X-ray intensity patterns may be used to give a greater insight as to the atomic structure, configuration or atoms, molecular weight, and therefore a greater knowledge of the structure of matter, both microscopic and macroscopic. The converse may sometimes be used. An atom or molecular model is constructed, from this model X-ray scattering curves may be derived. These curves may be compared with known physical curves and if correct give us a greater insight into the mechanics or the interaction of matter.
The success or failure of the model depends on the details involved in constructing the model. The model should have characteristics that represent the outstanding property of the real material. If potential energy is assumed to of prime importance, then the model should be constructed so that potential energy is the predominate parameter in describing the system.

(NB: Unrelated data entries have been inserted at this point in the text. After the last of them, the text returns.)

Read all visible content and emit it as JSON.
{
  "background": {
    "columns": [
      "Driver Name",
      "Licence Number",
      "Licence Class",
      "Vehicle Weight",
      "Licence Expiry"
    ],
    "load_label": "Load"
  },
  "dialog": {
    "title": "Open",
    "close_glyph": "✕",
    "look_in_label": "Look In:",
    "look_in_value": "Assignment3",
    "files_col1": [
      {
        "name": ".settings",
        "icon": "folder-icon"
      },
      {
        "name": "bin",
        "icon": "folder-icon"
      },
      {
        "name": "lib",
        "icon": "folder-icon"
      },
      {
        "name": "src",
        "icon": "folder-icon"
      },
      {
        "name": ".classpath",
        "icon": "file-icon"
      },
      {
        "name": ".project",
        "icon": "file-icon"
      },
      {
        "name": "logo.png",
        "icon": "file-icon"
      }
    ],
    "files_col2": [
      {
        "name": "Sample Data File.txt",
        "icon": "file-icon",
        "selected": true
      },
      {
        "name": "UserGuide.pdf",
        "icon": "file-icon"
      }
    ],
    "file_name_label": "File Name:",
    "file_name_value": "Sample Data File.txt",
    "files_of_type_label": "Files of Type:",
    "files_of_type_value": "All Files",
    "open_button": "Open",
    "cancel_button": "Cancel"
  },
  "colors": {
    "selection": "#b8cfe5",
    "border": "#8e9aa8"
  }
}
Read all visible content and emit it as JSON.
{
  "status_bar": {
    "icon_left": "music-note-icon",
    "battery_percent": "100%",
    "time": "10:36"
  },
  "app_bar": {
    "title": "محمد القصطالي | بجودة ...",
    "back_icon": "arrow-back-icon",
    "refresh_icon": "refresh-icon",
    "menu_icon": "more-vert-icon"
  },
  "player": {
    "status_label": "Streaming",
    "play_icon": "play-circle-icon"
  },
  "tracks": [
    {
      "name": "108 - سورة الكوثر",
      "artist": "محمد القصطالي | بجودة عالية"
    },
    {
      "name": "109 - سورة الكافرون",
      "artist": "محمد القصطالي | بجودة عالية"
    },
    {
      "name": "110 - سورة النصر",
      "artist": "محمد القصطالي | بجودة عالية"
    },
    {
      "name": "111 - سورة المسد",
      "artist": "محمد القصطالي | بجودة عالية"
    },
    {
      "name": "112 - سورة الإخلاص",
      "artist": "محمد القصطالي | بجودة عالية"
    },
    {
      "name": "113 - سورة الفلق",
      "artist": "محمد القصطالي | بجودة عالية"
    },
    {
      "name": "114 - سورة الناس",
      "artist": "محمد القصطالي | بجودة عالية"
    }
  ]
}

The following model takes the chemical-structure unit of the polymer as a unit or cell, and assumes the displacements of the cells are small enough such that the force between two adjacent structural-units is proportional to their separation distance"--Introduction, page 1.
Lund, Louis H., 1919-1998
M.S. in Physics
Missouri School of Mines and Metallurgy
iv, 31 pages
© 1952 Bernard Cohen, All rights reserved.
Thesis - Open Access
Library of Congress Subject Headings
X-rays -- Scattering -- Mathematical models
X-rays -- Diffraction -- Analysis
Print OCLC #
Electronic OCLC #
Link to Catalog Recordhttp://laurel.lso.missouri.edu/record=b2610549~S5
Cohen, Bernard, "A linear polymer x-ray scattering model" (1952). Masters Theses. 4157.